TASK BRIEF |
In the listing below, find each line with the string "network" and report it.
════
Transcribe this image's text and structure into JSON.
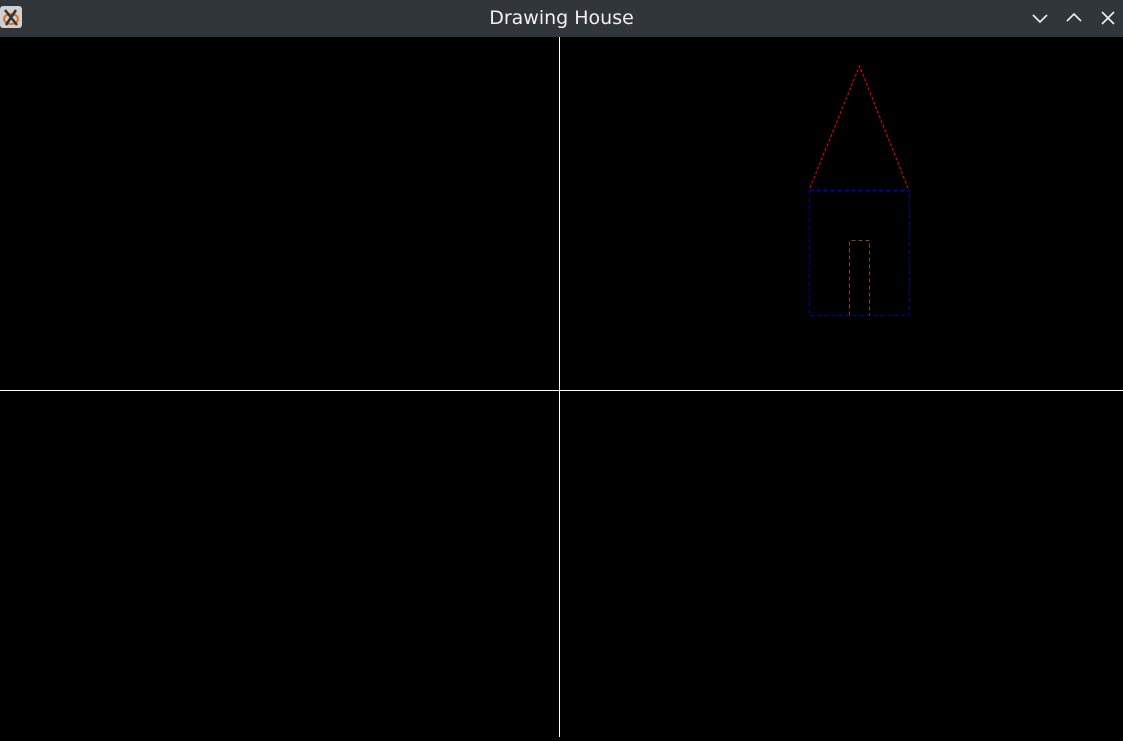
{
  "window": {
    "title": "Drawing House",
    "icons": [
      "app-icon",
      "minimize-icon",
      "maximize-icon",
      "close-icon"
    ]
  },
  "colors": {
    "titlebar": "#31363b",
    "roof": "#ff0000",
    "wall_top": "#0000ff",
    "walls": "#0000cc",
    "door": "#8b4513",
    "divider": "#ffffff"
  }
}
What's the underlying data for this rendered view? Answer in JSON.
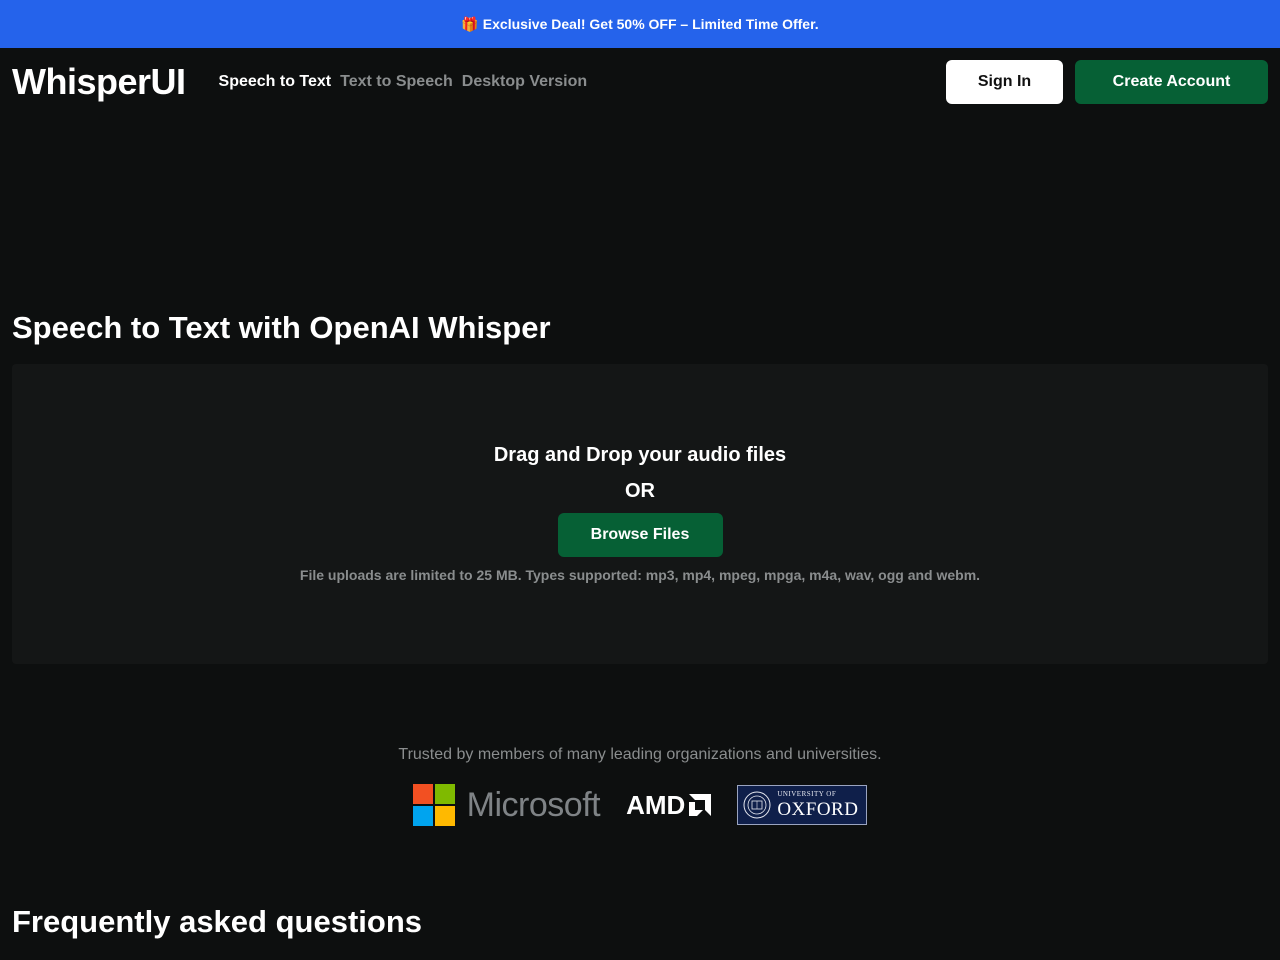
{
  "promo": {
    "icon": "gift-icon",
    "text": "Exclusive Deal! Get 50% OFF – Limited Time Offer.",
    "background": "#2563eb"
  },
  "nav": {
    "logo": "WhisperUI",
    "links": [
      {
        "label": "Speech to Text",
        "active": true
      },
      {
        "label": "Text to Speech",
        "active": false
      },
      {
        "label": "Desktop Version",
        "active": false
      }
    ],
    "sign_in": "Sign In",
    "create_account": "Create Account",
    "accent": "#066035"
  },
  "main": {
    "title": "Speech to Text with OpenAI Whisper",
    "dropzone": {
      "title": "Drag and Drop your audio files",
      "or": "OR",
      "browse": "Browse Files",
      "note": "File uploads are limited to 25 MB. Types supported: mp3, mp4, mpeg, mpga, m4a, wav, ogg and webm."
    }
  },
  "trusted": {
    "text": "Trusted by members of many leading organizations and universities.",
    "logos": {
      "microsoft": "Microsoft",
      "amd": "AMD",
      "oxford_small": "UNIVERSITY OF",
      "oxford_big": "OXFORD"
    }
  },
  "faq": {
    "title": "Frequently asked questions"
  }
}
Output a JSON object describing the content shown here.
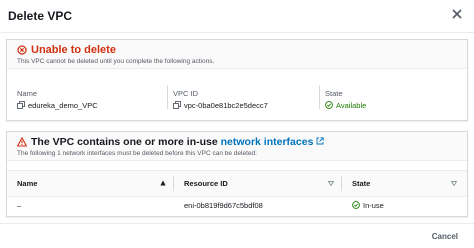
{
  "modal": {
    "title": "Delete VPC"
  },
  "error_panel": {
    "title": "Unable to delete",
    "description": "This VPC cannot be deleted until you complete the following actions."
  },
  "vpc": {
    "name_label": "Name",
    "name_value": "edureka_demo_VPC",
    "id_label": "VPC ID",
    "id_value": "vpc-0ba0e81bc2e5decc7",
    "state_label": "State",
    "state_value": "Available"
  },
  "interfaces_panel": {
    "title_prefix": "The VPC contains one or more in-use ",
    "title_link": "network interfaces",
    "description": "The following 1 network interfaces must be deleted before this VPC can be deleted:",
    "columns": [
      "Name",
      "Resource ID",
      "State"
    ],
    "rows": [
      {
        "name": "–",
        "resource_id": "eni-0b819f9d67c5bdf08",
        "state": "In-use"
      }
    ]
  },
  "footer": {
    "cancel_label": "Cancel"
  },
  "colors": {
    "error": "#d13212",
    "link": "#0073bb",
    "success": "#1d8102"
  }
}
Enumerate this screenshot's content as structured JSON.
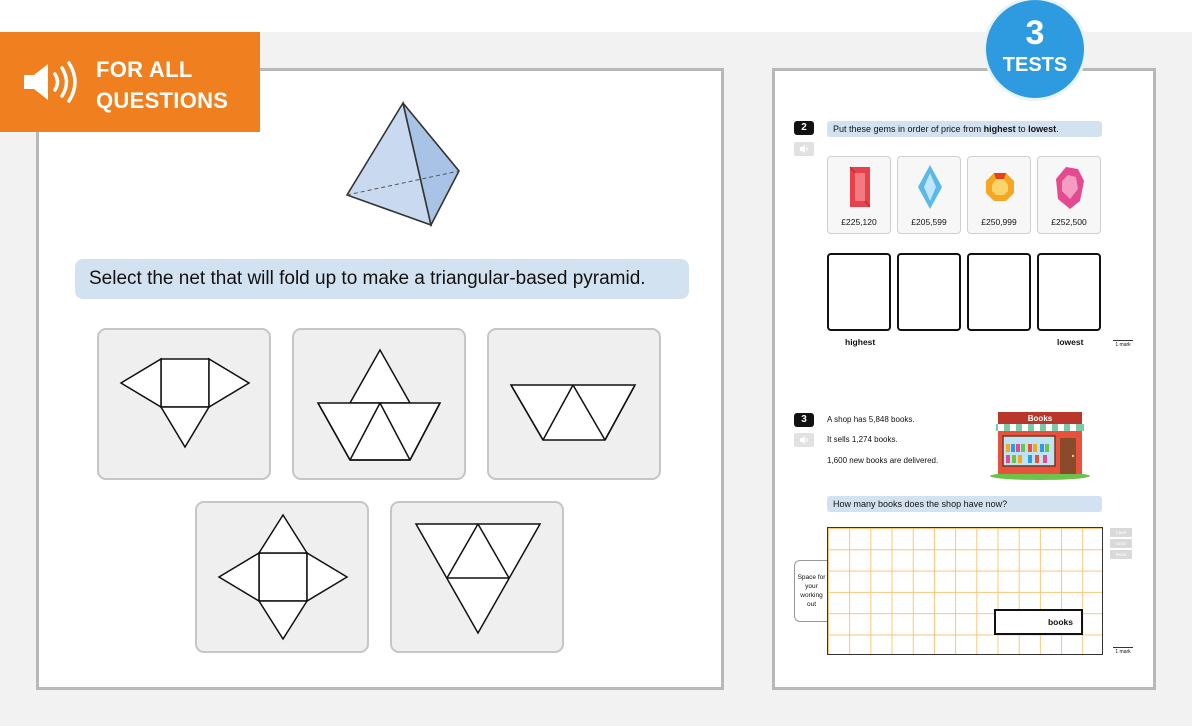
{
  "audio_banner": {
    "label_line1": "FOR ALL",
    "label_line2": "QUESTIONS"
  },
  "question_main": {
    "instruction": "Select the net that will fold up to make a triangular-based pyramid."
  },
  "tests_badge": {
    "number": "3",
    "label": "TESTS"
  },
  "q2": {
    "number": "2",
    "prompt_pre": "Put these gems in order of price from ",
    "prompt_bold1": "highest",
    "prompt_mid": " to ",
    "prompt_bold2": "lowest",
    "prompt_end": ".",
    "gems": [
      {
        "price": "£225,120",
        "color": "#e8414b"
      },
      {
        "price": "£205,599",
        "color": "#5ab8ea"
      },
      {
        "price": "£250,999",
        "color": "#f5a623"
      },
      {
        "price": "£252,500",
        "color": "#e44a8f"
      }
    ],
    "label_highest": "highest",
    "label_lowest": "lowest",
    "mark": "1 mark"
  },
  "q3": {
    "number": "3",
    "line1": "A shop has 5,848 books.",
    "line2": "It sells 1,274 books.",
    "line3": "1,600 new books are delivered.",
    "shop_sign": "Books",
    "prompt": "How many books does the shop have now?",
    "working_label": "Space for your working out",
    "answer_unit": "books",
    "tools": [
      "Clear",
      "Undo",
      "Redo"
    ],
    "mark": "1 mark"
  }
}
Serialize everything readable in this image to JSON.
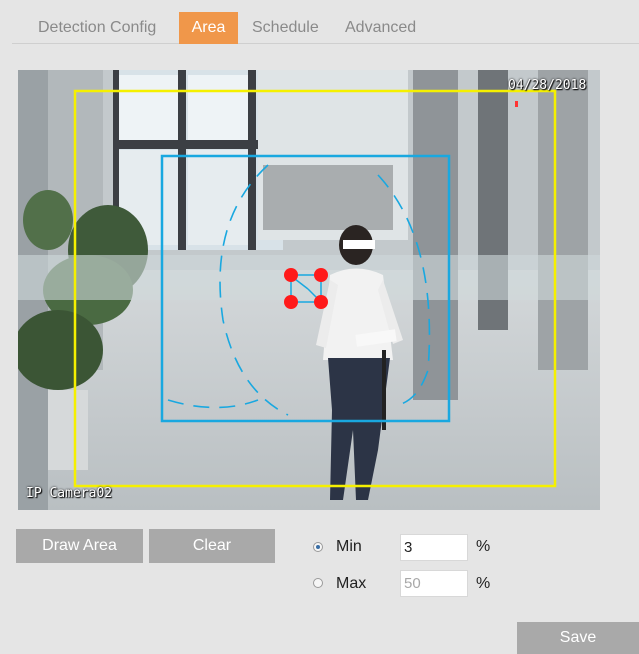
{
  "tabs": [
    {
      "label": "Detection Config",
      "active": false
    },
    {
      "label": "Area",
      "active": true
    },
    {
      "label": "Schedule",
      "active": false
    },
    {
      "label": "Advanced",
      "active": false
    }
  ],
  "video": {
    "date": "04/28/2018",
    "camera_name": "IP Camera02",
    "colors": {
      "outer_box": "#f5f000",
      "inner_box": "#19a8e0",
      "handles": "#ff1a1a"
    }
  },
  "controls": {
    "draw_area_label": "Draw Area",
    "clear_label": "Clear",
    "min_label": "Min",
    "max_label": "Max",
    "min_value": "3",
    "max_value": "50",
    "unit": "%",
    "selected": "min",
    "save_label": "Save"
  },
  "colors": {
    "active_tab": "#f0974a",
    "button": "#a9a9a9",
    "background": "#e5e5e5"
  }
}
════
RESPONSE TO THIS EXERCISE |
    "title_link": "network interfaces",
    "description": "The following 1 network interfaces must be deleted before this VPC can be deleted:",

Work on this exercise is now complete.